It is worthwhile to consider our attitudes and feelings about disability. If we are motivated to work with people with a disability, it is important to understand our motivations to work in this area and to be honest with ourselves deciding whether it is appropriate for us to do so. Our attitudes have been formed through a community that used to believe people with disabilities should live in a segregated community. In the past, people with disabilities were institutionalized or kept at home behind closed doors. Some parents were even ashamed of their children with disabilities and kept them away from community resources.

People have been over-protective of people with disabilities, concerned with their limitations, rather than their potential to learn and grow. It is worthwhile to consider our attitudes and feelings about disability, particularly if we are motivated to work with people with disabilities. By understanding our attitudes and how we feel, we can develop strategies that will enable us to work effectively and to provide the greatest support.

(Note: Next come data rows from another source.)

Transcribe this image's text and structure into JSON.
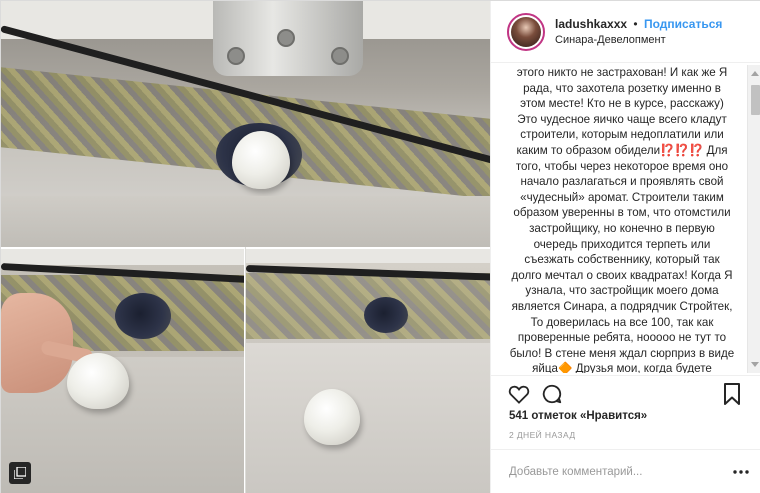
{
  "header": {
    "username": "ladushkaxxx",
    "separator": "•",
    "follow_label": "Подписаться",
    "location": "Синара-Девелопмент"
  },
  "caption": {
    "text": "этого никто не застрахован! И как же Я рада, что захотела розетку именно в этом месте! Кто не в курсе, расскажу) Это чудесное яичко чаще всего кладут строители, которым недоплатили или каким то образом обидели⁉️⁉️⁉️ Для того, чтобы через некоторое время оно начало разлагаться и проявлять свой «чудесный» аромат. Строители таким образом уверенны в том, что отомстили застройщику, но конечно в первую очередь приходится терпеть или съезжать собственнику, который так долго мечтал о своих квадратах! Когда Я узнала, что застройщик моего дома является Синара, а подрядчик Стройтек, То доверилась на все 100, так как проверенные ребята, нооооо не тут то было! В стене меня ждал сюрприз в виде яйца🔶 Друзья мои, когда будете покупать Квартиру у СИНАРЫ ИЛИ"
  },
  "actions": {
    "like_icon": "heart-icon",
    "comment_icon": "comment-icon",
    "save_icon": "bookmark-icon"
  },
  "likes": {
    "text": "541 отметок «Нравится»"
  },
  "timestamp": "2 ДНЕЙ НАЗАД",
  "comment": {
    "placeholder": "Добавьте комментарий...",
    "more_icon": "more-dots-icon"
  },
  "media": {
    "multi_image_icon": "gallery-icon"
  },
  "colors": {
    "accent": "#3897f0",
    "text": "#262626",
    "muted": "#999999"
  }
}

Our attitudes have been formed by our experiences and community perceptions. It is not surprising that we may have arranged of apprehensions and misconceptions when it comes to working with people with disabilities. We can prepare ourselves by considering the simple things that can make a huge difference in assisting a person with advisability to feel accepted, encouraged and valued.

People may have a range of reasons for becoming involved as either a volunteer or paid staff leader in sport and active recreation programs. These reasons vary considerably and may include: wanting to-do some good, wanting to help, being sympathetic, and feeling sorry for people with disabilities, enjoying sport and active recreation experiences, recognizing the personal contribution that can be made and enjoying an inclusive sport or recreation experience. It is important to be aware of our motivation and evaluate its validity in regard to the concept of Universal Design principles.

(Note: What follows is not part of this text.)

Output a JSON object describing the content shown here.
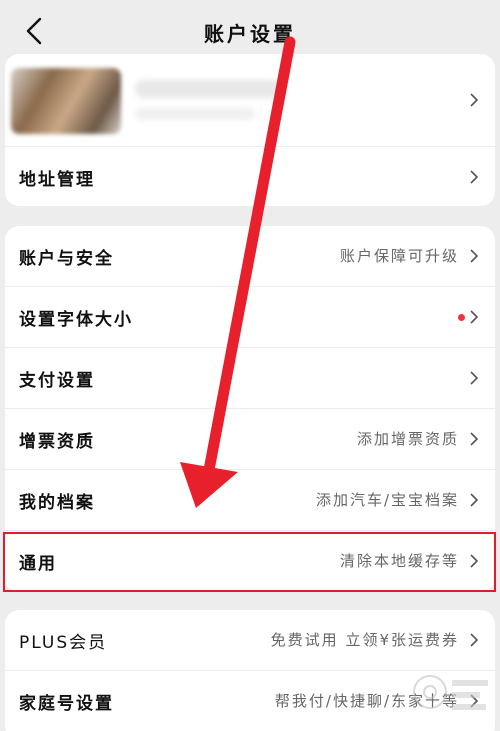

When we first meet a person with advisability, it is understandable that we may feel awkward and unsure of what to-do. Remember that the person may also be apprehensive and nervous about meeting you. We usually respond in a way of considering 'What can I do to help?'Often this may be counter-productive to the goals of encouraging a person to develop skills of independence. We are usually very concerned about appearing to be seen to be doing the 'right' thing.

It is useful to talk to others about your feelings and concerns with regard to people with disabilities. It is often useful to hear yourself say things that you may be feeling. It is the expression of these feelings that will assist you to come to terms with your own attitudes and motivations.

Taking the time to read relevant sections of this resource kit is a good starting point. Talking to other staff and volunteers will help you to understand that you are not the only one who feels the way you do and will enable you to explore with them ways of confronting attitudes and dealing with new situations.

Additionally, sport and active recreation organizations can also engage with disabled volunteers who are able and willing to become leaders also. There are many ways that we can engage with disabled volunteers. The approach is likely to vary depending on the nature and size of the organization along with its function and culture. Such approaches may include :

    • A casual approach where volunteers are welcomed and included in the organization where possible;
    • Actively recruiting disabled volunteers to perform specific tasks;
    • Incorporating disabled volunteers as they come forward within an organization;
    • Offering a structured programme incorporating disabled volunteers for a period of time;
    • Offering disabled volunteers specific training in a volunteer role with the expectation that, once qualified, disabled individuals could then continue to undertake that role on their own.


It is important that you be yourself. This is the greatest attribute that you have to share with someone. Be a real person; do not put on a false facade.

Treat people according to their age. We often make the mistake of assuming that a person with a disability is at an immature intellectual level. It is important not to trivialize, to talk down or to play games. Your initial interaction with a person will give you a cue to the person’s level of understanding.

Talk directly to the person in preference to talking through a third person. For example, even when the third person may assist with sign language, look directly at the person with a disability you are talking to.

If you do not understand what a person is saying ask the person to repeat what was said. Never pretend to understand. Some people may use communication boards or other aids that assist in communication.

Ask if you can be of assistance before jumping in and performing a task. The person may be developing independence in doing the task.

Encourage independence by not offering to help all the time. Allow mistakes to be made, as these are great learning tools.

If you are not sure of what to do when your assistance is requested, ask the person you are helping to tell you. Avoid making assumptions.

Only talk about a person’s disability when it comes up naturally. Be guided by the person’s wishes to do so.

Appreciate a person's ability and what they can do. A person's difficulties may stem more from society's attitudes than from their disability.

Be considerate of the extra time it may take for the person to say or do things. Let the person set the pace in walking or talking.

Be encouraging in your approach rather than correcting.

If necessary, ask questions that require short answers or a body gesture such as a nod.

When talking to a hearing impaired person, speak slowly and clearly and stand directly in front of the person. Use body gestures to aid communication.

Neale Cousland /